Task statement: Go over the data below and say how many lines hold the word "Valge". Only the number is needed.

App and web page records:
□ □ □ □
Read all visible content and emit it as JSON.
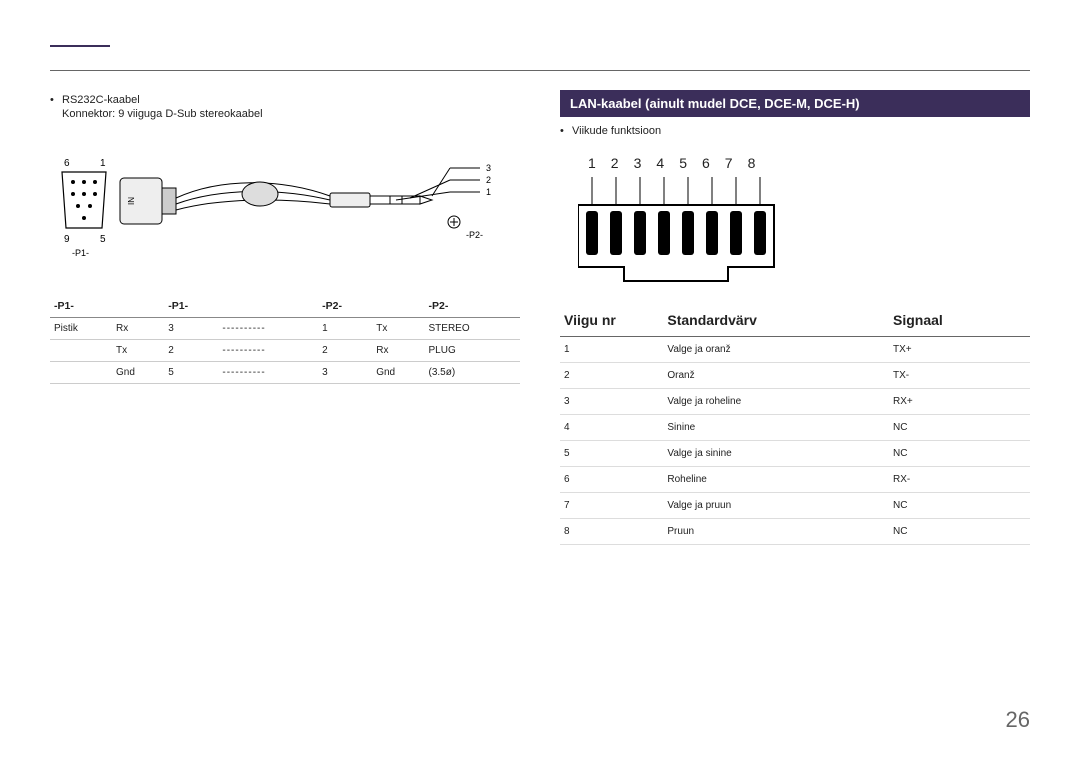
{
  "page_number": "26",
  "left": {
    "bullet1": "RS232C-kaabel",
    "sub1": "Konnektor: 9 viiguga D-Sub stereokaabel",
    "diagram": {
      "pins_left": [
        "6",
        "1",
        "9",
        "5"
      ],
      "p1_label": "-P1-",
      "plug_labels": [
        "3",
        "2",
        "1"
      ],
      "p2_label": "-P2-"
    },
    "table": {
      "head": [
        "-P1-",
        "",
        "-P1-",
        "",
        "-P2-",
        "",
        "-P2-"
      ],
      "rows": [
        [
          "Pistik",
          "Rx",
          "3",
          "----------",
          "1",
          "Tx",
          "STEREO"
        ],
        [
          "",
          "Tx",
          "2",
          "----------",
          "2",
          "Rx",
          "PLUG"
        ],
        [
          "",
          "Gnd",
          "5",
          "----------",
          "3",
          "Gnd",
          "(3.5ø)"
        ]
      ]
    }
  },
  "right": {
    "header": "LAN-kaabel (ainult mudel DCE, DCE-M, DCE-H)",
    "bullet1": "Viikude funktsioon",
    "pin_numbers": [
      "1",
      "2",
      "3",
      "4",
      "5",
      "6",
      "7",
      "8"
    ],
    "table": {
      "head": [
        "Viigu nr",
        "Standardvärv",
        "Signaal"
      ],
      "rows": [
        [
          "1",
          "Valge ja oranž",
          "TX+"
        ],
        [
          "2",
          "Oranž",
          "TX-"
        ],
        [
          "3",
          "Valge ja roheline",
          "RX+"
        ],
        [
          "4",
          "Sinine",
          "NC"
        ],
        [
          "5",
          "Valge ja sinine",
          "NC"
        ],
        [
          "6",
          "Roheline",
          "RX-"
        ],
        [
          "7",
          "Valge ja pruun",
          "NC"
        ],
        [
          "8",
          "Pruun",
          "NC"
        ]
      ]
    }
  }
}
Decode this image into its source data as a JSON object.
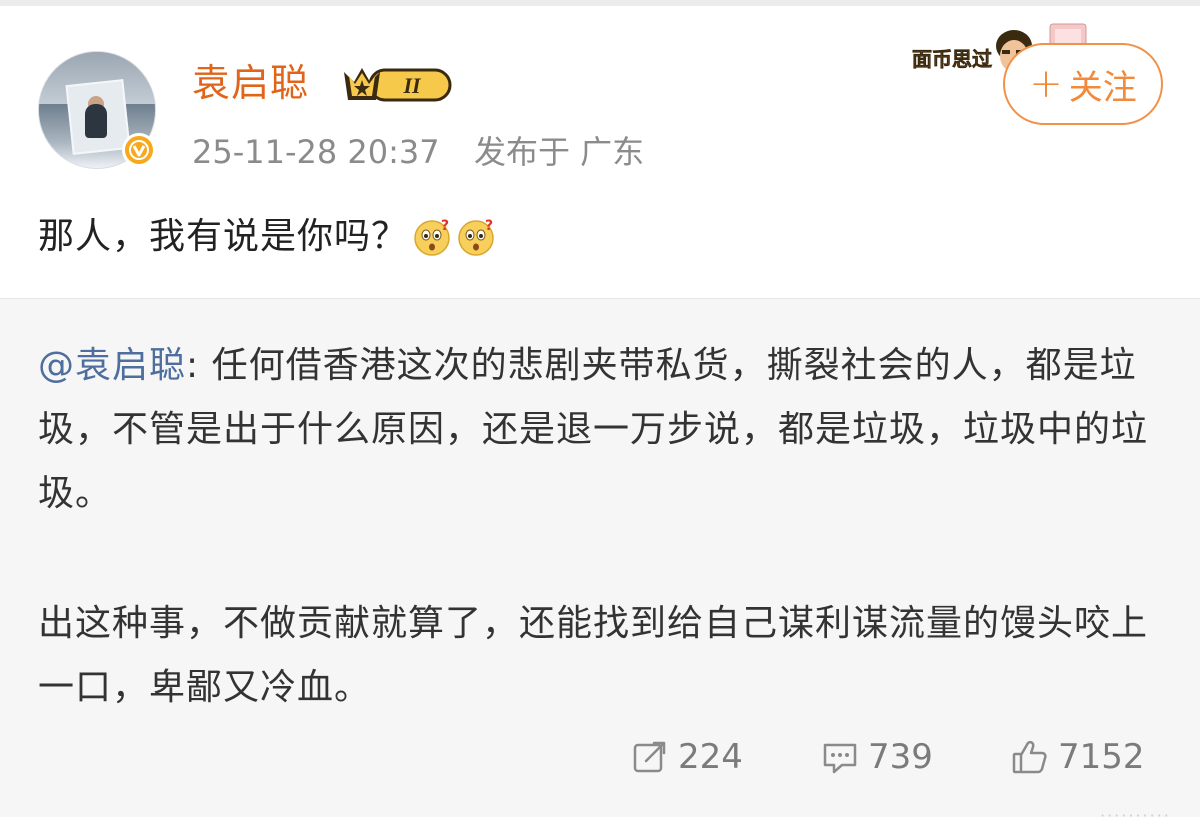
{
  "post": {
    "author": "袁启聪",
    "level_badge": "II",
    "timestamp": "25-11-28 20:37",
    "location_prefix": "发布于",
    "location": "广东",
    "text": "那人，我有说是你吗？",
    "emoji_icons": [
      "shocked-face-emoji",
      "shocked-face-emoji"
    ],
    "follow_label": "关注",
    "sticker_text": "面币思过"
  },
  "repost": {
    "mention": "@袁启聪",
    "separator": ": ",
    "paragraph1": "任何借香港这次的悲剧夹带私货，撕裂社会的人，都是垃圾，不管是出于什么原因，还是退一万步说，都是垃圾，垃圾中的垃圾。",
    "paragraph2": "出这种事，不做贡献就算了，还能找到给自己谋利谋流量的馒头咬上一口，卑鄙又冷血。"
  },
  "actions": {
    "repost_count": "224",
    "comment_count": "739",
    "like_count": "7152"
  },
  "colors": {
    "author": "#e0651a",
    "follow": "#f28a3c",
    "mention": "#4e6e9d",
    "repost_bg": "#f6f6f6",
    "meta": "#8b8b8b"
  }
}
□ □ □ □
Result of this task: 4